● **What you should do**:
Below are some records; return each one exactly as written.
______
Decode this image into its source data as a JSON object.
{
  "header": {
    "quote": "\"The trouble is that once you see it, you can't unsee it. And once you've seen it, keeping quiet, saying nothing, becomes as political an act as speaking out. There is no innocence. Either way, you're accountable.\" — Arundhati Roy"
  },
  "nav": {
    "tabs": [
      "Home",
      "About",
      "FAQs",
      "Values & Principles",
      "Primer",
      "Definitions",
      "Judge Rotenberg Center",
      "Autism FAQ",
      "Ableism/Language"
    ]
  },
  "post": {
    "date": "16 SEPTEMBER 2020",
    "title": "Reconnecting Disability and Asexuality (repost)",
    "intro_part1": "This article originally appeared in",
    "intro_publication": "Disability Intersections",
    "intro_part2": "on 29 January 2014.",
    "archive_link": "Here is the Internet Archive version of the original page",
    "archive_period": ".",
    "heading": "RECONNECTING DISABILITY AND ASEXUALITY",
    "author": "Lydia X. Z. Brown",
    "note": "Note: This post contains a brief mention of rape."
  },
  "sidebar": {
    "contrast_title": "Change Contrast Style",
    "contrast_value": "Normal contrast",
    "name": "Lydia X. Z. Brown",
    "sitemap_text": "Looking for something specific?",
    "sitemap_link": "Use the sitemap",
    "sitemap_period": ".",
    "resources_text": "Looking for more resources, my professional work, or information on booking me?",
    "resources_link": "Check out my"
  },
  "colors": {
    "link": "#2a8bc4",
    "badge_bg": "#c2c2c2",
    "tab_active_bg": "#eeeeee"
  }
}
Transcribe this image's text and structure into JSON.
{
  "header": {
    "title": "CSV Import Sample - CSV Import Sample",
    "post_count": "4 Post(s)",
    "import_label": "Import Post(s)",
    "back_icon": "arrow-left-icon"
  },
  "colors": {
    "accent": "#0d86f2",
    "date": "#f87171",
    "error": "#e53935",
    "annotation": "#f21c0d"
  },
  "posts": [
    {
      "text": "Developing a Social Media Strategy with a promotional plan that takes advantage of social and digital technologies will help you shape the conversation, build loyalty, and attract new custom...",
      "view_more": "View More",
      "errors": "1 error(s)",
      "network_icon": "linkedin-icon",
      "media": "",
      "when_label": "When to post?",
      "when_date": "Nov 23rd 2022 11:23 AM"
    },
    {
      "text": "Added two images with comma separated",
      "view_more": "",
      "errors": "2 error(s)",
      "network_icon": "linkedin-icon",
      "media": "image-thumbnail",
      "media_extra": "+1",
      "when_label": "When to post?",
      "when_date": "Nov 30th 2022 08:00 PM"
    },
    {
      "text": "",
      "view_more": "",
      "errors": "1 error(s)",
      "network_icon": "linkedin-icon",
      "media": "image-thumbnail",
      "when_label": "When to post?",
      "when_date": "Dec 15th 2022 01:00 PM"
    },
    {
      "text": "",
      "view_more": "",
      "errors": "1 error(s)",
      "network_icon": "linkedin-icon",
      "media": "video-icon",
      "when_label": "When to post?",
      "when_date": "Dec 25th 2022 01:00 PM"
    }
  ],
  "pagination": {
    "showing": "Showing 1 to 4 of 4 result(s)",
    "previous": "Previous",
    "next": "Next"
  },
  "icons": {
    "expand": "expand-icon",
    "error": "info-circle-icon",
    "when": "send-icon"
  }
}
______
● **Problem solution**:
Decode this image into its source data as a JSON object.
{
  "header": {
    "quote": "\"The trouble is that once you see it, you can't unsee it. And once you've seen it, keeping quiet, saying nothing, becomes as political an act as speaking out. There is no innocence. Either way, you're accountable.\" — Arundhati Roy"
  },
  "nav": {
    "tabs": [
      "Home",
      "About",
      "FAQs",
      "Values & Principles",
      "Primer",
      "Definitions",
      "Judge Rotenberg Center",
      "Autism FAQ",
      "Ableism/Language"
    ]
  },
  "post": {
    "date": "16 SEPTEMBER 2020",
    "title": "Reconnecting Disability and Asexuality (repost)",
    "intro_part1": "This article originally appeared in",
    "intro_publication": "Disability Intersections",
    "intro_part2": "on 29 January 2014.",
    "archive_link": "Here is the Internet Archive version of the original page",
    "archive_period": ".",
    "heading": "RECONNECTING DISABILITY AND ASEXUALITY",
    "author": "Lydia X. Z. Brown",
    "note": "Note: This post contains a brief mention of rape."
  },
  "sidebar": {
    "contrast_title": "Change Contrast Style",
    "contrast_value": "Normal contrast",
    "name": "Lydia X. Z. Brown",
    "sitemap_text": "Looking for something specific?",
    "sitemap_link": "Use the sitemap",
    "sitemap_period": ".",
    "resources_text": "Looking for more resources, my professional work, or information on booking me?",
    "resources_link": "Check out my"
  },
  "colors": {
    "link": "#2a8bc4",
    "badge_bg": "#c2c2c2",
    "tab_active_bg": "#eeeeee"
  }
}
Transcribe this image's text and structure into JSON.
{
  "header": {
    "title": "CSV Import Sample - CSV Import Sample",
    "post_count": "4 Post(s)",
    "import_label": "Import Post(s)",
    "back_icon": "arrow-left-icon"
  },
  "colors": {
    "accent": "#0d86f2",
    "date": "#f87171",
    "error": "#e53935",
    "annotation": "#f21c0d"
  },
  "posts": [
    {
      "text": "Developing a Social Media Strategy with a promotional plan that takes advantage of social and digital technologies will help you shape the conversation, build loyalty, and attract new custom...",
      "view_more": "View More",
      "errors": "1 error(s)",
      "network_icon": "linkedin-icon",
      "media": "",
      "when_label": "When to post?",
      "when_date": "Nov 23rd 2022 11:23 AM"
    },
    {
      "text": "Added two images with comma separated",
      "view_more": "",
      "errors": "2 error(s)",
      "network_icon": "linkedin-icon",
      "media": "image-thumbnail",
      "media_extra": "+1",
      "when_label": "When to post?",
      "when_date": "Nov 30th 2022 08:00 PM"
    },
    {
      "text": "",
      "view_more": "",
      "errors": "1 error(s)",
      "network_icon": "linkedin-icon",
      "media": "image-thumbnail",
      "when_label": "When to post?",
      "when_date": "Dec 15th 2022 01:00 PM"
    },
    {
      "text": "",
      "view_more": "",
      "errors": "1 error(s)",
      "network_icon": "linkedin-icon",
      "media": "video-icon",
      "when_label": "When to post?",
      "when_date": "Dec 25th 2022 01:00 PM"
    }
  ],
  "pagination": {
    "showing": "Showing 1 to 4 of 4 result(s)",
    "previous": "Previous",
    "next": "Next"
  },
  "icons": {
    "expand": "expand-icon",
    "error": "info-circle-icon",
    "when": "send-icon"
  }
}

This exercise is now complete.